**EXERCISE:** Search the data below for the word "this" and copy each line that holds it.

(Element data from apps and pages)
━━━━━━━━━━━━━━━━━━━━━━━━━━━━━━
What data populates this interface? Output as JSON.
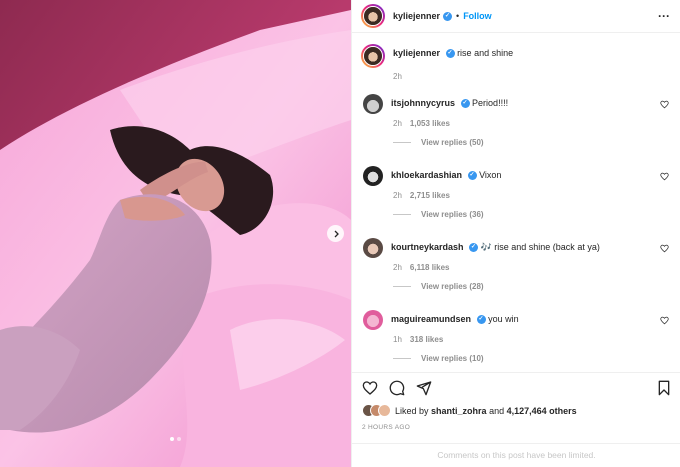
{
  "header": {
    "username": "kyliejenner",
    "separator": "•",
    "follow_label": "Follow",
    "more_icon": "more-horizontal-icon"
  },
  "caption": {
    "username": "kyliejenner",
    "text": "rise and shine",
    "time": "2h"
  },
  "comments": [
    {
      "username": "itsjohnnycyrus",
      "text": "Period!!!!",
      "time": "2h",
      "likes": "1,053 likes",
      "replies": "View replies (50)"
    },
    {
      "username": "khloekardashian",
      "text": "Vixon",
      "time": "2h",
      "likes": "2,715 likes",
      "replies": "View replies (36)"
    },
    {
      "username": "kourtneykardash",
      "text": "🎶 rise and shine (back at ya)",
      "time": "2h",
      "likes": "6,118 likes",
      "replies": "View replies (28)"
    },
    {
      "username": "maguireamundsen",
      "text": "you win",
      "time": "1h",
      "likes": "318 likes",
      "replies": "View replies (10)"
    }
  ],
  "likes": {
    "prefix": "Liked by",
    "user": "shanti_zohra",
    "conjunction": "and",
    "others": "4,127,464 others"
  },
  "timestamp": "2 HOURS AGO",
  "comments_limited": "Comments on this post have been limited.",
  "carousel": {
    "slides": 2,
    "active_index": 0
  },
  "colors": {
    "accent": "#0095f6",
    "verified": "#3897f0",
    "muted": "#8e8e8e"
  }
}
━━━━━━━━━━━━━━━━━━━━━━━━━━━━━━
**TASK SOLUTION:**
What data populates this interface? Output as JSON.
  "comments_limited": "Comments on this post have been limited.",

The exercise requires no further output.